During the Spanish colonial period, El Paso was in the jurisdiction of the province of New Mexico. The small town was referred to as the “Pueblo Santa Maria Guadalupe, Paso del Rio Del Norte, Provincia de Nueva Mexico” or just “Paso del Norte.” After the Pueblo Revolt of 1680, numerous families from northern New Mexico re-settled to the south at Paso del Norte at various encampments. Some of these settlers, many of whom were indigenous, founded adjacent pueblos within the larger Paso del Norte community. These pueblos were Senecú del Sur (for the Piros and Tompiros), Socorro (for Piros, Tanos and Jemez), and Ysleta (for the Tigua). Spanish missionaries continued their efforts to integrate local indigenous bands (such as the Mansos, Suma and Jumanos) into the Paso del Norte community. People from other areas of Nueva España also moved to Paso Del Norte.
For generations, the Paso del Norte community as a whole was principally indigenous and mestizo. Many indigenous people, including Apaches, were captured and forced to work at Paso del Norte. Such persons were often times referred to as “sirviente” (servant), “criado” or “criada. In the mid-1800s, many of the descendants of these people would settle new villages in what is now known as Doña Ana County, New Mexico.
Above is a video (use expand button) of various parts of a book from the 1700s used by priests to record the deaths of residents served by the Yglesia de Nuestra Senora de Guadalupe (Church of Our Lady of Guadalupe) in Paso del Norte. The church is now in Juarez.
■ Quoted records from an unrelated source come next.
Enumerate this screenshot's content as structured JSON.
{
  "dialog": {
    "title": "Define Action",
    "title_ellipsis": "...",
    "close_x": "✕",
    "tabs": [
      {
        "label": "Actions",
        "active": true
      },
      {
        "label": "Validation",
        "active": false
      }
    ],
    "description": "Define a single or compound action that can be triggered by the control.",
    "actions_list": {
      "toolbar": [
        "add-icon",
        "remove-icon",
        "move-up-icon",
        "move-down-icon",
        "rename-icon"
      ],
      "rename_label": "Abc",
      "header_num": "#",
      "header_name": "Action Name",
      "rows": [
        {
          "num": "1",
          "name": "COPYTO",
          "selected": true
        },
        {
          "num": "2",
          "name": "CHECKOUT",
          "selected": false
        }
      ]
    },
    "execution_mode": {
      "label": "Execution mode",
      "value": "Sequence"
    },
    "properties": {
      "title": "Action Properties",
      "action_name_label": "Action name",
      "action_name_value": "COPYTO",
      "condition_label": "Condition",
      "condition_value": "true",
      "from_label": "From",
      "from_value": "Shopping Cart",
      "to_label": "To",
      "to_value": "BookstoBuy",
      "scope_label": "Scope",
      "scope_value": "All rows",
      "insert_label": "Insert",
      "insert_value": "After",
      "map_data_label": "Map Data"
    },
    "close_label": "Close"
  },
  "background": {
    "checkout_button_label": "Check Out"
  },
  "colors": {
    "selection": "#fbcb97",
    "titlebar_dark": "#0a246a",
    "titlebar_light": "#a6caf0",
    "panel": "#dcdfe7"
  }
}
From a page in 1734 of the book, we can see the names of:
Francisco, the “suma,”
Maria Candelaria, a “tigua,”
Cristinia of the “nacion apache,”
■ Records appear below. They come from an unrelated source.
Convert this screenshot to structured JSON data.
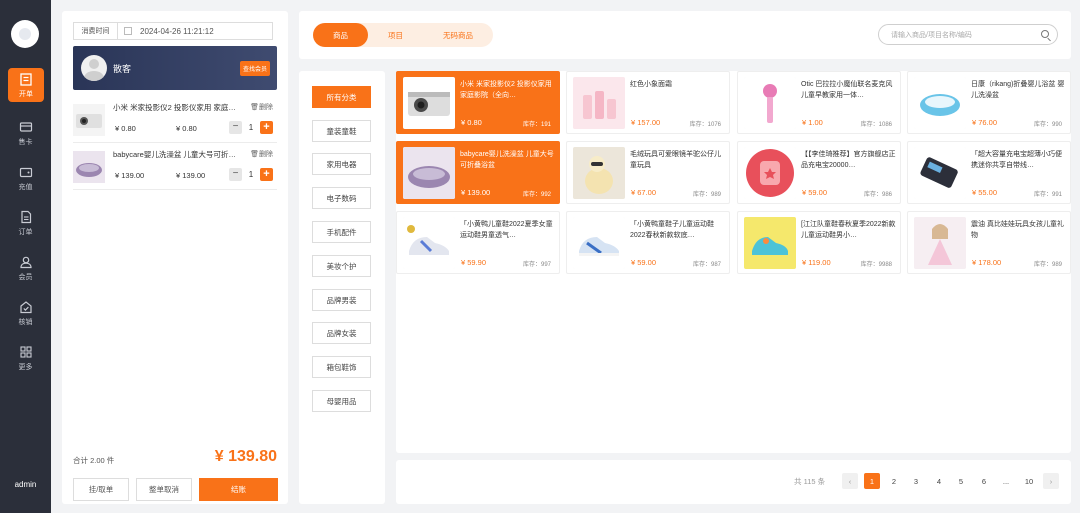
{
  "nav": {
    "items": [
      {
        "label": "开单",
        "icon": "register-icon"
      },
      {
        "label": "售卡",
        "icon": "card-icon"
      },
      {
        "label": "充值",
        "icon": "wallet-icon"
      },
      {
        "label": "订单",
        "icon": "order-icon"
      },
      {
        "label": "会员",
        "icon": "member-icon"
      },
      {
        "label": "核销",
        "icon": "verify-icon"
      },
      {
        "label": "更多",
        "icon": "grid-icon"
      }
    ],
    "admin": "admin"
  },
  "cart": {
    "time_label": "消费时间",
    "time_value": "2024-04-26 11:21:12",
    "member_name": "散客",
    "member_button": "查找会员",
    "lines": [
      {
        "name": "小米 米家投影仪2 投影仪家用 家庭影院（全向…",
        "price": "¥ 0.80",
        "subtotal": "¥ 0.80",
        "qty": "1",
        "delete": "删除"
      },
      {
        "name": "babycare婴儿洗澡盆 儿童大号可折叠浴盆",
        "price": "¥ 139.00",
        "subtotal": "¥ 139.00",
        "qty": "1",
        "delete": "删除"
      }
    ],
    "total_label": "合计 2.00 件",
    "total_value": "¥ 139.80",
    "buttons": {
      "hold": "挂/取单",
      "cancel": "整单取消",
      "checkout": "结账"
    }
  },
  "top": {
    "tabs": [
      "商品",
      "项目",
      "无码商品"
    ],
    "search_placeholder": "请输入商品/项目名称/编码"
  },
  "categories": [
    "所有分类",
    "童装童鞋",
    "家用电器",
    "电子数码",
    "手机配件",
    "美妆个护",
    "品牌男装",
    "品牌女装",
    "箱包鞋饰",
    "母婴用品"
  ],
  "products": [
    {
      "name": "小米 米家投影仪2 投影仪家用 家庭影院（全向…",
      "price": "¥ 0.80",
      "stock": "库存：191",
      "selected": true,
      "icon": "projector-image"
    },
    {
      "name": "红色小象面霜",
      "price": "¥ 157.00",
      "stock": "库存：1076",
      "selected": false,
      "icon": "cream-image"
    },
    {
      "name": "Otic 巴拉拉小魔仙联名麦克风儿童早教家用一体…",
      "price": "¥ 1.00",
      "stock": "库存：1086",
      "selected": false,
      "icon": "microphone-image"
    },
    {
      "name": "日康（rikang)折叠婴儿浴盆 婴儿洗澡盆",
      "price": "¥ 76.00",
      "stock": "库存：990",
      "selected": false,
      "icon": "bathtub-image"
    },
    {
      "name": "babycare婴儿洗澡盆 儿童大号可折叠浴盆",
      "price": "¥ 139.00",
      "stock": "库存：992",
      "selected": true,
      "icon": "bathtub-image"
    },
    {
      "name": "毛绒玩具可爱眼镜羊驼公仔儿童玩具",
      "price": "¥ 67.00",
      "stock": "库存：989",
      "selected": false,
      "icon": "plush-image"
    },
    {
      "name": "【【李佳琦推荐】官方旗舰店正品充电宝20000…",
      "price": "¥ 59.00",
      "stock": "库存：986",
      "selected": false,
      "icon": "powerbank-image"
    },
    {
      "name": "「超大容量充电宝超薄小巧便携迷你共享自带线…",
      "price": "¥ 55.00",
      "stock": "库存：991",
      "selected": false,
      "icon": "powerbank2-image"
    },
    {
      "name": "「小黄鸭儿童鞋2022夏季女童运动鞋男童透气…",
      "price": "¥ 59.90",
      "stock": "库存：997",
      "selected": false,
      "icon": "shoe-image"
    },
    {
      "name": "「小黄鸭童鞋子儿童运动鞋2022春秋新款软底…",
      "price": "¥ 59.00",
      "stock": "库存：987",
      "selected": false,
      "icon": "shoe-image"
    },
    {
      "name": "[江江队童鞋春秋夏季2022新款儿童运动鞋男小…",
      "price": "¥ 119.00",
      "stock": "库存：9988",
      "selected": false,
      "icon": "shoe-image"
    },
    {
      "name": "震油 真比娃娃玩具女孩儿童礼物",
      "price": "¥ 178.00",
      "stock": "库存：989",
      "selected": false,
      "icon": "doll-image"
    }
  ],
  "pagination": {
    "total": "共 115 条",
    "pages": [
      "1",
      "2",
      "3",
      "4",
      "5",
      "6",
      "...",
      "10"
    ],
    "current": "1",
    "prev": "‹",
    "next": "›"
  },
  "colors": {
    "accent": "#f97218",
    "sidebar": "#2b2f3a",
    "member_card": "#2f3a5c"
  }
}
Rosa the “apache soltera” [single apache];
Miguel, the “suma,” along with
Juan de Abalos.
From a page in 1736:
Ysabel, the “criada” of Don Pedro Beannes, and
Maria Antonia, the “apacha” and “criada” of Diego Trujillo.
From a page in 1736:
Juan Cristobal, from the “nacion apache”
who was a “sirviente” of Don Juan Antonio Velarde, and
Juan Antonio of the “nacion apache,” a “criado” of Don Juan Antonio Velarde, and
Doña Cathalina, the “española” and widow of Francisco Lusero.
From a page in 1739:
Maria, the “india apache,”
Domingo, the “apache” child,
Juan Antonio de la Cruz, the “indio”
who was the child of Juan and Bernarda,
Theresa, an “india,” and
Juana, the woman of Lorenzo of the Pueblo of Senecú.
From a page in 1739 and 1740:
Juana of the “nacion barbara” (barbaric nation)
who was the widow of Joseph and the “criada” of Don Joseph de Sierra,
Angela de Tapia,
Juana Xaviera Brito — the woman of Juan Joseph Baptista Martinez,
Rosa, a “mansos” india who was unmarried,
Augustina de la Cruz, the widow of Antonio Herrera, and
Juan Antonio, a married “Juman” [Jumano indian]
who was the “criado” of Don Joseph de Sierra.
To ‘visit’ the microfilm of this book, click HERE.